By Tim Daiss
You have to hand it to President Trump. He’s increasingly becoming the most indecisive president in U.S. history. His apparent and abrupt about-face on Sunday to increase tariffs on Chinese goods less than a week after claiming that trade talks were going well have caused global financial markets to convulse – sending both equities and global oil prices south.
However, the biggest concern for oil markets is the hit to economic growth and hence oil demand that will follow an uptick in tariffs on Chinese goods. Initial tariffs put in place last year on some $200 billion worth of Chinese goods had already caused economic stagnation globally, which also hurts global oil demand. Now that Trump has decided to increase tariffs on $200 billion worth of Chinese goods from 10 percent to a staggering 25 percent with another $300 billion possibly slated to be hit, the outcome for economic growth could be grim.
This puts major oil producers and exporters like Russia and Saudi Arabia in the crosshairs of any economic downturn. Just as the Saudi-led OPEC+ group of producers had come close to restoring global oil market equilibrium, with over a 30 percent increase in oil prices so far this year, fresh U.S. tariffs on China will cause Riyadh to have to change its oil production strategy once again in less than a year, and its due to Trump’s actions. Last fall, Saudi Arabia bowed to Trump pressure via Twitter to trim production and keep a lid on oil prices but was caught flatfooted when Trump unexpectedly announced in November his 180-day Iranian oil sanctions waiver for eight major importers of Iranian oil, including China, Indian and Japan. The decision, made without consulting with his Saudi allies, caused a rift in U.S.-Saudi relations and damaged Trump’s otherwise stellar relations with the royal family.

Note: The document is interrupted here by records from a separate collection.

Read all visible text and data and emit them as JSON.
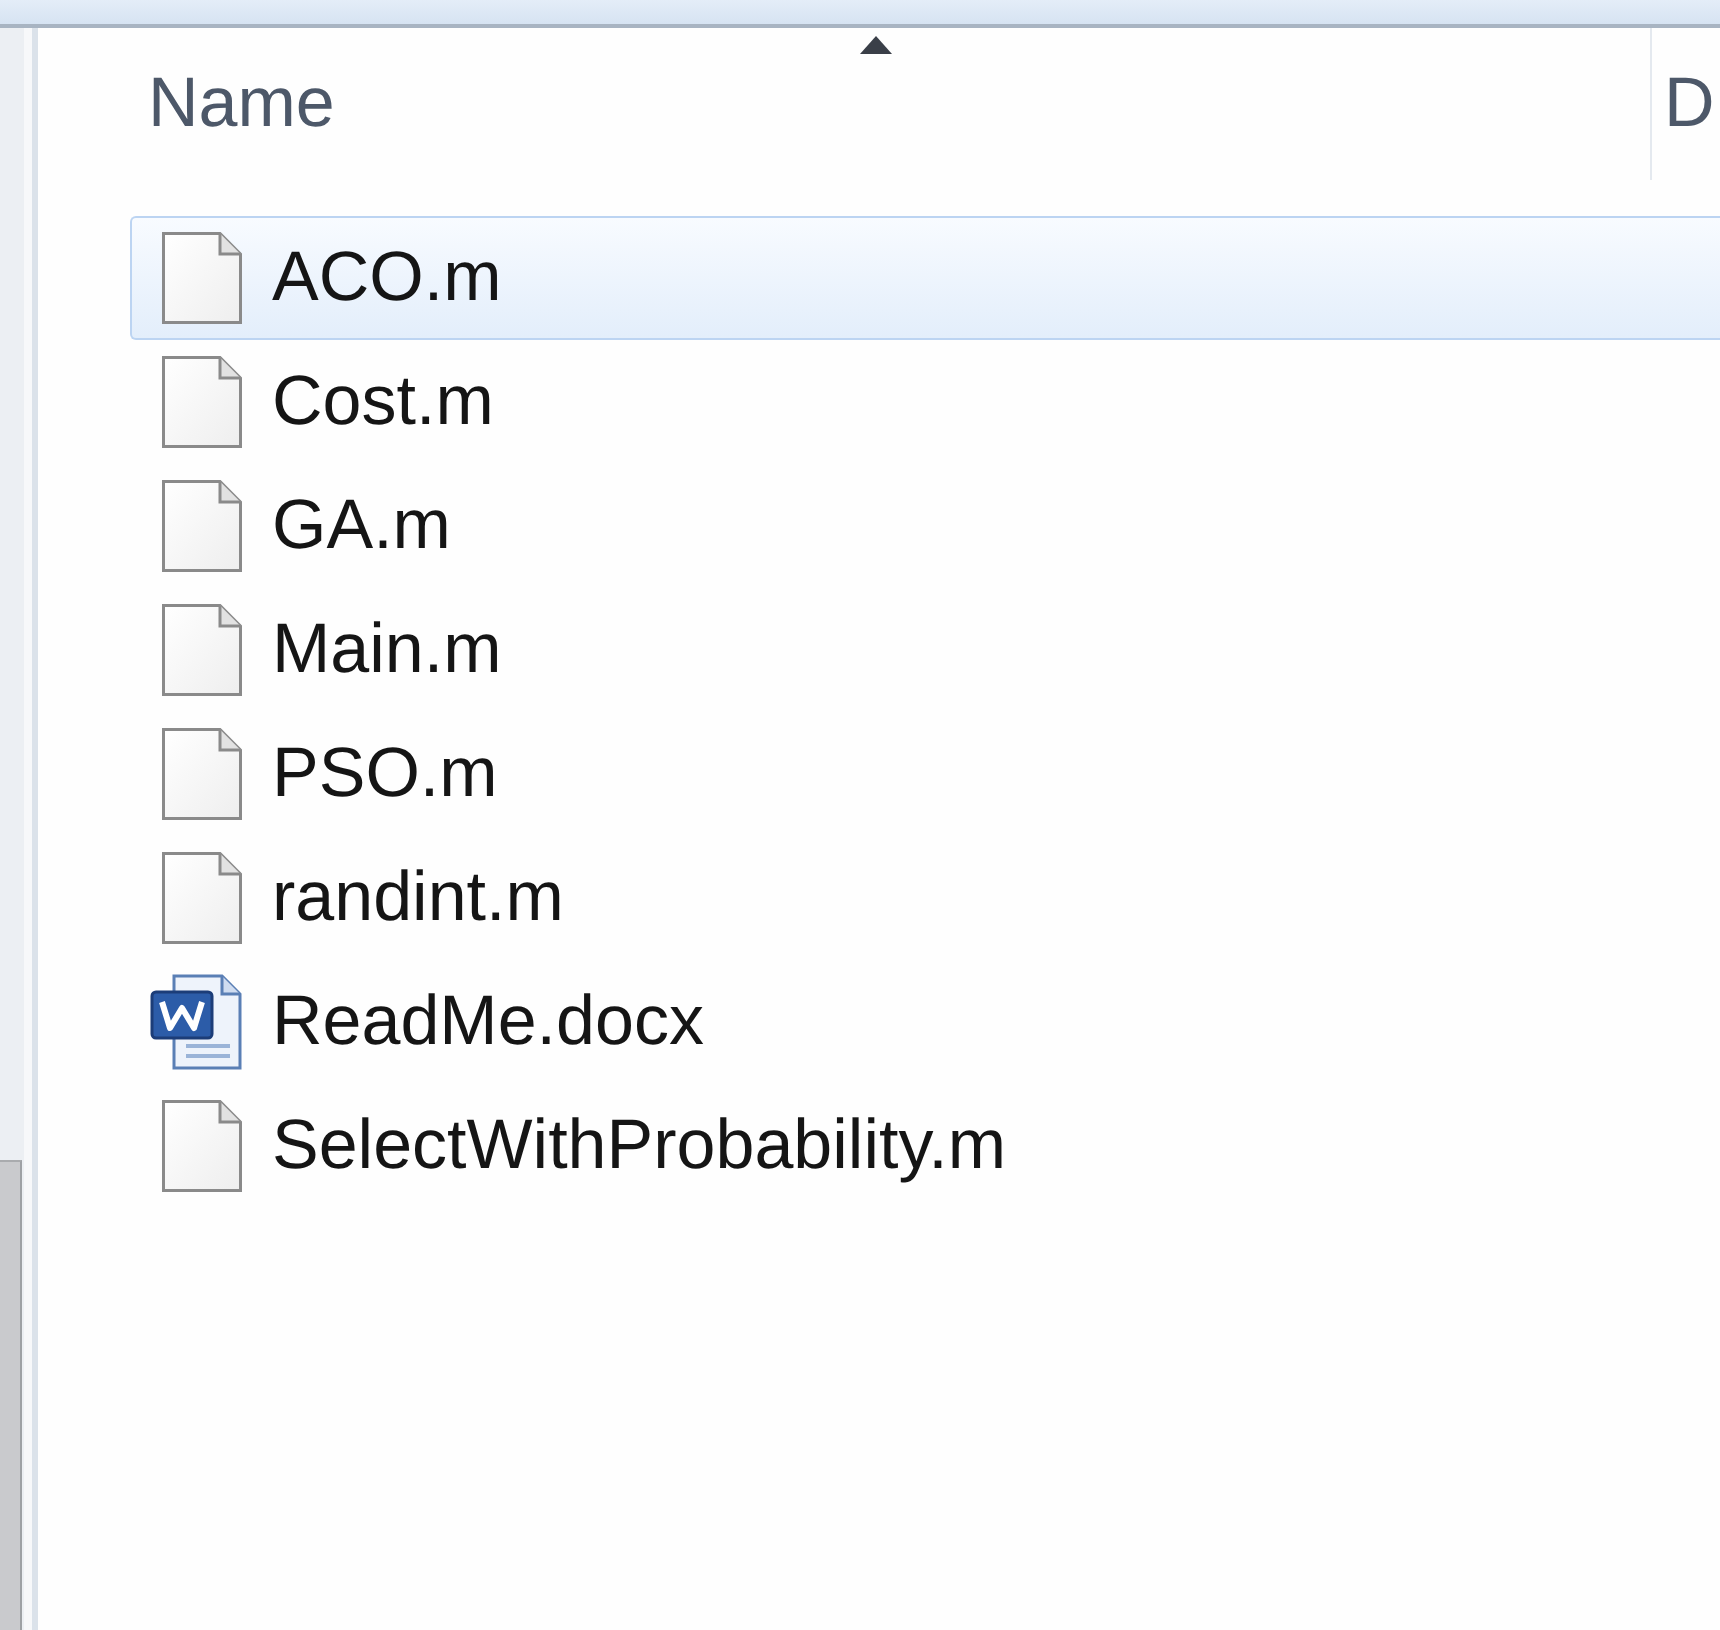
{
  "column_headers": [
    {
      "label": "Name",
      "sorted": true
    },
    {
      "label": "D",
      "sorted": false
    }
  ],
  "files": [
    {
      "name": "ACO.m",
      "kind": "file",
      "selected": true
    },
    {
      "name": "Cost.m",
      "kind": "file",
      "selected": false
    },
    {
      "name": "GA.m",
      "kind": "file",
      "selected": false
    },
    {
      "name": "Main.m",
      "kind": "file",
      "selected": false
    },
    {
      "name": "PSO.m",
      "kind": "file",
      "selected": false
    },
    {
      "name": "randint.m",
      "kind": "file",
      "selected": false
    },
    {
      "name": "ReadMe.docx",
      "kind": "document",
      "selected": false
    },
    {
      "name": "SelectWithProbability.m",
      "kind": "file",
      "selected": false
    }
  ]
}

Since then, the kingdom has been reticent to move on further Trump Tweets over oil production. However, that started to change when Trump, again unexpectedly, announced two weeks ago that he would not extend the 180-day Iranian oil waivers, all the while hedging that Saudi Arabia and OPEC would make up the difference by increasing oil production. Riyadh didn’t immediately agree that it would make up the shortfall for the loss of more Iranian barrels from the market, but it also indicated it would likely cover the loss in time.
Now Trump has presented the Saudis and other major oil producers with another quandary to grapple with – a weakened global economy that will ensue due to new sanction. Oil prices will trend downward again, well past the Saudi fiscal break-even point which is reportedly around the $70s per barrel mark, and cause the kingdom to nervously watch its coffers, hoping to not see a repeat of early 2016 when global oil prices dipped below the economically damaging $30 per barrel price point.

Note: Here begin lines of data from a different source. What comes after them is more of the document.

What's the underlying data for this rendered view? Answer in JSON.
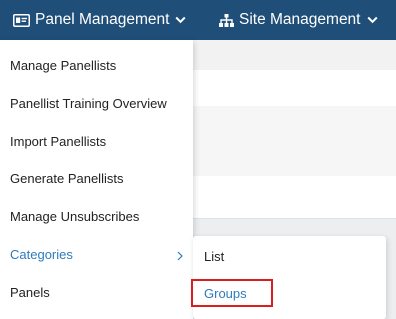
{
  "topnav": {
    "panel_management": {
      "label": "Panel Management",
      "icon": "id-card-icon"
    },
    "site_management": {
      "label": "Site Management",
      "icon": "sitemap-icon"
    }
  },
  "dropdown": {
    "items": [
      {
        "label": "Manage Panellists"
      },
      {
        "label": "Panellist Training Overview"
      },
      {
        "label": "Import Panellists"
      },
      {
        "label": "Generate Panellists"
      },
      {
        "label": "Manage Unsubscribes"
      },
      {
        "label": "Categories",
        "active": true,
        "has_submenu": true
      },
      {
        "label": "Panels"
      }
    ]
  },
  "submenu": {
    "items": [
      {
        "label": "List"
      },
      {
        "label": "Groups",
        "highlighted": true
      }
    ]
  },
  "colors": {
    "topbar": "#1f4e79",
    "active_link": "#2e7bbd",
    "highlight_border": "#d71f1f"
  }
}
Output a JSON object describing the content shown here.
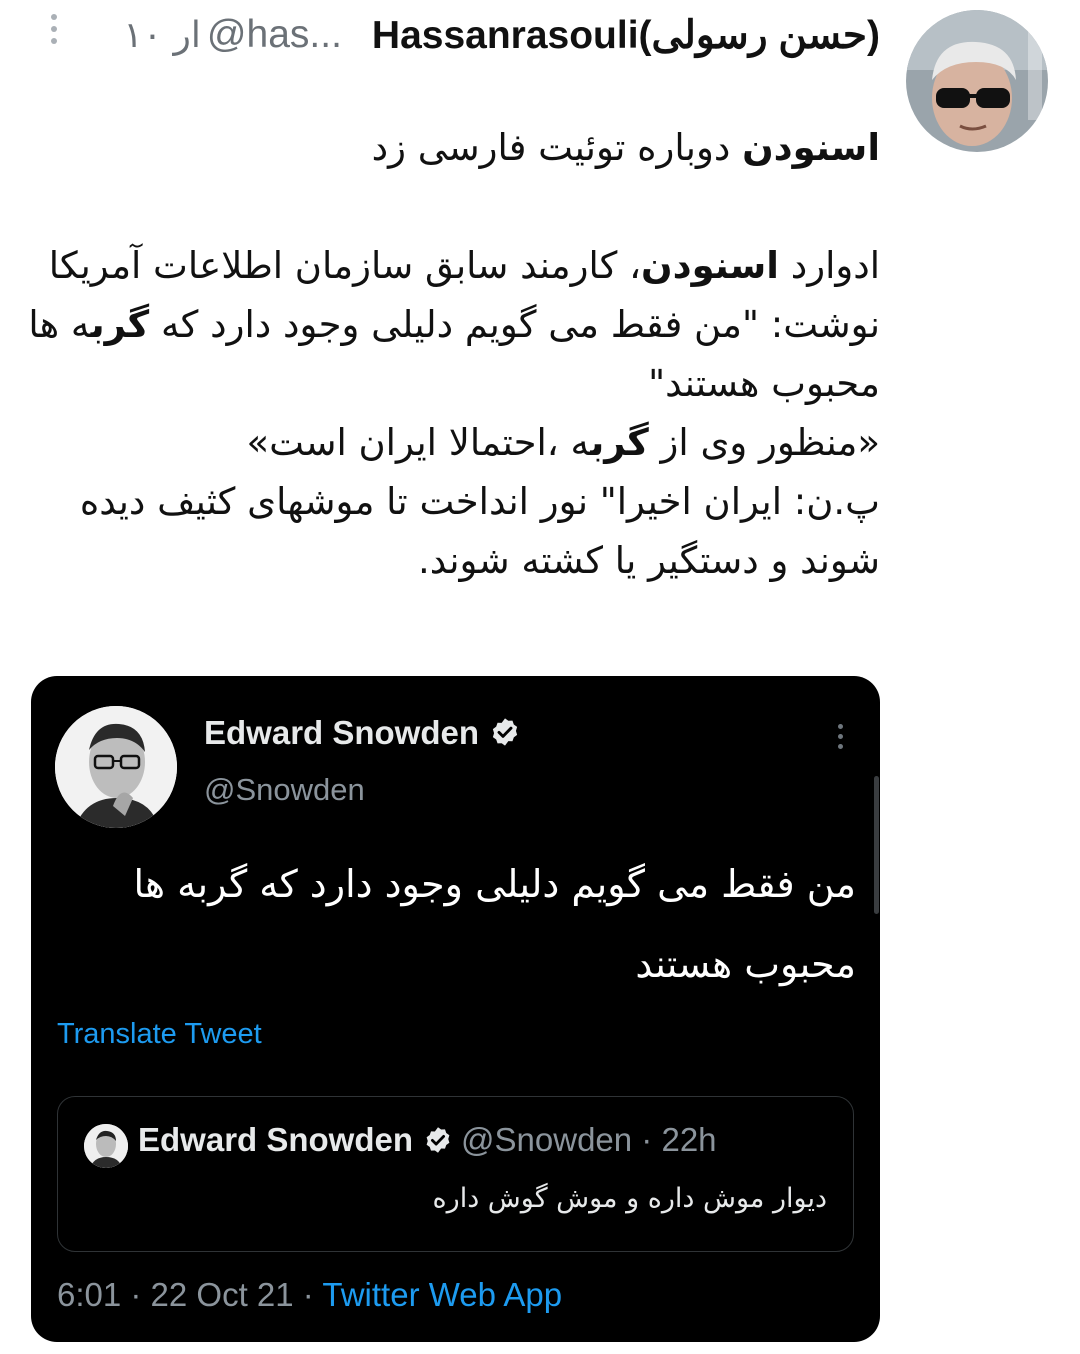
{
  "tweet": {
    "author": {
      "display_name": "Hassanrasouli(حسن رسولی)",
      "handle": "@has...",
      "time_ago": "۱۰ ار"
    },
    "body": {
      "line1_bold": "اسنودن",
      "line1_rest": " دوباره توئیت فارسی زد",
      "para2_a": "ادوارد ",
      "para2_bold1": "اسنودن",
      "para2_b": "، کارمند سابق سازمان اطلاعات آمریکا نوشت: \"من فقط می گویم دلیلی وجود دارد که ",
      "para2_bold2": "گرب",
      "para2_c": "ه ها محبوب هستند\"",
      "para3_a": "«منظور وی از ",
      "para3_bold": "گرب",
      "para3_b": "ه ،احتمالا ایران است»",
      "para4": "پ.ن: ایران اخیرا\" نور انداخت تا موشهای کثیف دیده شوند و دستگیر یا کشته شوند."
    }
  },
  "embed": {
    "name": "Edward Snowden",
    "handle": "@Snowden",
    "text": "من فقط می گویم دلیلی وجود دارد که گربه ها محبوب هستند",
    "translate_label": "Translate Tweet",
    "quote": {
      "name": "Edward Snowden",
      "meta": "@Snowden · 22h",
      "text": "دیوار موش داره و موش گوش داره"
    },
    "footer": {
      "time": "6:01 · 22 Oct 21 ·",
      "source": "Twitter Web App"
    }
  },
  "colors": {
    "link_blue": "#1d9bf0",
    "muted_gray": "#6b7177",
    "embed_bg": "#000000"
  },
  "icons": [
    "more-vertical-icon",
    "verified-badge-icon"
  ]
}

The Saudis are finding themselves increasingly formulating new oil production policy due to both overt Trump intervention in global oil markets as well as his other policies that hit global oil demand. While Riyadh is careful to adhere to its line of good relations with Washington, behind closed doors they must be exasperated with this American president, his ability to often and quickly change course and his use of Twitter as a presidential bull pulpit.

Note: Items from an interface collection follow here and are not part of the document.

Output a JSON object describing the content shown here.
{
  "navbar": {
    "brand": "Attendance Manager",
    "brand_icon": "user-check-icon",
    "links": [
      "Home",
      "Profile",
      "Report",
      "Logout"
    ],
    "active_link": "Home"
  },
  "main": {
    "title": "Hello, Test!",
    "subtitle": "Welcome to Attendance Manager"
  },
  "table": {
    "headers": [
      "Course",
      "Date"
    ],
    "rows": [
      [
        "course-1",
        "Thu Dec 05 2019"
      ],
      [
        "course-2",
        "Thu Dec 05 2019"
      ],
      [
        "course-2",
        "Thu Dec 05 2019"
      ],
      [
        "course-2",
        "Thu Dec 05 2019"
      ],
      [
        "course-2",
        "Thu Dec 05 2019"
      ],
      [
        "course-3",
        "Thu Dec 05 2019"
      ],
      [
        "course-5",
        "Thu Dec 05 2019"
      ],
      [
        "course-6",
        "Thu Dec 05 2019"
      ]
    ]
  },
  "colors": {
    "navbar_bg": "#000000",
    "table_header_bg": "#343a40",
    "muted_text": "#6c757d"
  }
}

Trump’s increased tariffs on China may at the end of the day be warranted since Beijing was reportedly backpedaling from previous agreements it had made in ongoing trade talks with Washington, yet the collateral damage from a full-blown trade war between the world’s two largest economies could be cataclysmic.